We previously generated and characterized the gene expression properties of 29,249 natural REs from 184 diverse prokaryotic genomes [22]. In this study, we describe the further characterization of five additional RE libraries from bioinformatically identified gene transfer events (n = 3818) [25], antibiotic resistance genes (n = 1047, from ARDB) [26], virulence factors (n = 336, from VFDB) [27], as well as from plasmids and phage genomes (n = 2518, from IMG) [53]. Transformation and activity measurements were performed as described in previous studies [22, 54]. Briefly, synthesized REs were cloned as a pooled library upstream of a GFP reporter, transformed into target bacteria. Library cultures were grown to mid-exponential phase, divided, pelleted, and subjected to DNA and RNA purification. Targeted RNA-seq of sfGFP mRNA and amplicon DNA-seq libraries were prepared from total RNA and purified library DNA respectively and were sequenced on Illumina HiSeq platforms. Reads were processed bioinformatically and filtered to account for synthesis errors. Transcription activity levels were computed according to the log transformed relative abundances of RNA and DNA reads. Transcription values were also normalized according to those of endogenous control sequences from each target organism’s genus that were included in the library. For TSS analysis, we only considered promoters with at least 10 RNA reads. For Transcription activity, we only considered promoters with at least 15 total count of RNA + DNA reads (Supplementary Fig. 9). The number of TSSs per promoter per recipient was computed using k-means clustering. The MEME package [55] was used to identify regulatory motifs in our dataset. The FOLD function from the RNAstructure algorithm [56] was used to compute mRNA stability. Null model of best kmer motif degeneracy was obtained according to an extreme value distribution [57]. The random regulatory libraries were designed with defined proportions of GC content and evaluated according to its GFP fluorescence using a BD Fortessa flow cytometer. For our large-scale in silico analysis of regulatory regions, we downloaded the entire set of 1545 representative complete bacterial genomes from NCBI and reannotated them using Prokka [58]. We annotated functional categories using Diamond [59] to map genes into COG database [60] and extracted non-convergent intergenic regions for motif analysis. Data used in this paper are available in supporting data.
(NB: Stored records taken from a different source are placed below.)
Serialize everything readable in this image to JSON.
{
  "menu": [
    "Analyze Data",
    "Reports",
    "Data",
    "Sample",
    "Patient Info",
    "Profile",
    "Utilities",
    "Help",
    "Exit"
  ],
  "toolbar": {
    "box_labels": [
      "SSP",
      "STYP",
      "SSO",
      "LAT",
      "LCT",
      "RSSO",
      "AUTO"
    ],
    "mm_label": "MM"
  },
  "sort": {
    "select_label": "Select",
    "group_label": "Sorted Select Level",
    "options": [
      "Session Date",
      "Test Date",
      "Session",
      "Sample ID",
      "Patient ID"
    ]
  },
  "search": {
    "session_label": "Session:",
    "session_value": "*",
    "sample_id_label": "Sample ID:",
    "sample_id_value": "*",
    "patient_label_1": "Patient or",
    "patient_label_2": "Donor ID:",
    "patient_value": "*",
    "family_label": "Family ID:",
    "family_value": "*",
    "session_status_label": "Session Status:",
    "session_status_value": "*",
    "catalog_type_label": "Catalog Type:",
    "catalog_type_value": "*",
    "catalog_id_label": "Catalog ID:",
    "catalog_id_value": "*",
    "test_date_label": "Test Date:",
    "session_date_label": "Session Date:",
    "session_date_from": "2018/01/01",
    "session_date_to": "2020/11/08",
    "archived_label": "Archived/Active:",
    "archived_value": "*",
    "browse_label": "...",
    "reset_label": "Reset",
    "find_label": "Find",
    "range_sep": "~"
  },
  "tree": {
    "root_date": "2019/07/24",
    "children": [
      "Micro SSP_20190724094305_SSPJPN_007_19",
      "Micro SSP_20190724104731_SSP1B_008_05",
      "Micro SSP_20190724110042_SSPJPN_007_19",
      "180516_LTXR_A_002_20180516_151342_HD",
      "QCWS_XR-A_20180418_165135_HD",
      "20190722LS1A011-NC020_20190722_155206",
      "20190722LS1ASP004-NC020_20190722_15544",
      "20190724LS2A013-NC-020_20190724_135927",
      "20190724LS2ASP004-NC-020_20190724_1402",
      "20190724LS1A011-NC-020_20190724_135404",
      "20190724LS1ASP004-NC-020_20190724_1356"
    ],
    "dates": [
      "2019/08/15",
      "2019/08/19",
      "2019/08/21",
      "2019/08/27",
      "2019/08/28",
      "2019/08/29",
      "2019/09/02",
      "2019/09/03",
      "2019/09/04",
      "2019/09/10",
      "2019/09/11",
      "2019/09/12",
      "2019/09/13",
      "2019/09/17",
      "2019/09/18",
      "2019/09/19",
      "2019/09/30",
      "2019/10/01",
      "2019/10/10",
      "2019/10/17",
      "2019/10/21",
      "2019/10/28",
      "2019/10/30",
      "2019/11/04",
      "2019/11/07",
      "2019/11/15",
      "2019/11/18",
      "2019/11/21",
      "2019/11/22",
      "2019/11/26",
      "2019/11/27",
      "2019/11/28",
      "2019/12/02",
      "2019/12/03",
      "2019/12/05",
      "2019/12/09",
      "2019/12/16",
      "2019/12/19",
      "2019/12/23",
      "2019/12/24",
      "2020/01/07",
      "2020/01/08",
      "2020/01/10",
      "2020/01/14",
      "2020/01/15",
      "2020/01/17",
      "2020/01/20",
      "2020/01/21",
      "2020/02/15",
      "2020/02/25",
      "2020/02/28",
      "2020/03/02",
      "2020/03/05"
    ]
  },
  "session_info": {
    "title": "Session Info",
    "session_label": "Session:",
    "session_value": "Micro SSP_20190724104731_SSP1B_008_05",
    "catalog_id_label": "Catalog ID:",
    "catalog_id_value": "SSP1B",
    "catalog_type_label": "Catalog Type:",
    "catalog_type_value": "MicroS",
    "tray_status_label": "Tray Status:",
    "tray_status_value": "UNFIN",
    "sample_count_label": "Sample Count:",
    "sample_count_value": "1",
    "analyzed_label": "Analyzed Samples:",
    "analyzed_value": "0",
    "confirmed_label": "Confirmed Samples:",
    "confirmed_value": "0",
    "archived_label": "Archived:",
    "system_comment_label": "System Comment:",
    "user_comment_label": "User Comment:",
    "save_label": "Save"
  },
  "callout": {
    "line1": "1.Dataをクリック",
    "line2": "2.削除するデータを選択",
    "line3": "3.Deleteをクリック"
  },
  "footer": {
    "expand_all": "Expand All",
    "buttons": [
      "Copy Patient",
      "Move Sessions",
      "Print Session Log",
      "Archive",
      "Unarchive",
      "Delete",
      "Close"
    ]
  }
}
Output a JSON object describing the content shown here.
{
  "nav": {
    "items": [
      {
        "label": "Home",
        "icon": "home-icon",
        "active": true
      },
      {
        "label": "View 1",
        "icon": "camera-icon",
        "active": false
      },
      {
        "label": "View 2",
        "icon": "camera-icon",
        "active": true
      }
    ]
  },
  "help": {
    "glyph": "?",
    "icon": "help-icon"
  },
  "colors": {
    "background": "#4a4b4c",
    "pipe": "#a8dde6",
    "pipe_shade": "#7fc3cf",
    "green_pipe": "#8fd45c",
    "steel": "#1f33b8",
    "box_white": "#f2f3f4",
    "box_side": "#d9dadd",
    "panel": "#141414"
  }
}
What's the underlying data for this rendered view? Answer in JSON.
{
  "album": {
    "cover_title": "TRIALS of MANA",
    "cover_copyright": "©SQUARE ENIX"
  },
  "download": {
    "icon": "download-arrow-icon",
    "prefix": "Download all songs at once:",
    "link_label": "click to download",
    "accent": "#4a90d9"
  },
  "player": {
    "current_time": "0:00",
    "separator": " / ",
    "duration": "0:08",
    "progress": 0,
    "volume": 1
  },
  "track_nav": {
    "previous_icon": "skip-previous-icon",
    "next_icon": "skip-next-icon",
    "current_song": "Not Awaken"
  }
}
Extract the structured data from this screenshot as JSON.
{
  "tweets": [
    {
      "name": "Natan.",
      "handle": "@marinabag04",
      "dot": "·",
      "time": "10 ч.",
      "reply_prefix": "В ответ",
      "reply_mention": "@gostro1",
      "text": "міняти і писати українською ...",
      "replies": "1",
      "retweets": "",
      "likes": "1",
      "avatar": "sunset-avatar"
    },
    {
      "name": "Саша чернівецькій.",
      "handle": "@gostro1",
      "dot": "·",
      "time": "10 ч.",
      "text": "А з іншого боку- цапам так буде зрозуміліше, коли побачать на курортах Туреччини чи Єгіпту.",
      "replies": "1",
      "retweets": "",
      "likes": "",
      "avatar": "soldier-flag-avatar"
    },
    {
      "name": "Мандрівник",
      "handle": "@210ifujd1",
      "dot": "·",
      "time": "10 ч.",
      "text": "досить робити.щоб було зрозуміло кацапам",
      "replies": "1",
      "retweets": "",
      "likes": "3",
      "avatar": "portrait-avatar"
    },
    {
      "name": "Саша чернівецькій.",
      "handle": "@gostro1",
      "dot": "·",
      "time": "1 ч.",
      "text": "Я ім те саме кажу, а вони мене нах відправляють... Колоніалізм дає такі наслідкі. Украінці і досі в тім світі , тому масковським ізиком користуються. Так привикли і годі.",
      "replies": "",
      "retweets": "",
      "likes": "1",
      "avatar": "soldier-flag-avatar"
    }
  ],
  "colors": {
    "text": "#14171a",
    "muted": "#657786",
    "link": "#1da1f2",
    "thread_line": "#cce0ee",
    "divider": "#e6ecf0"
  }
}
Detailed description of methods for library design, data acquisition and analysis are provided as supporting material. Raw sequencing reads can be found at PRJNA431139.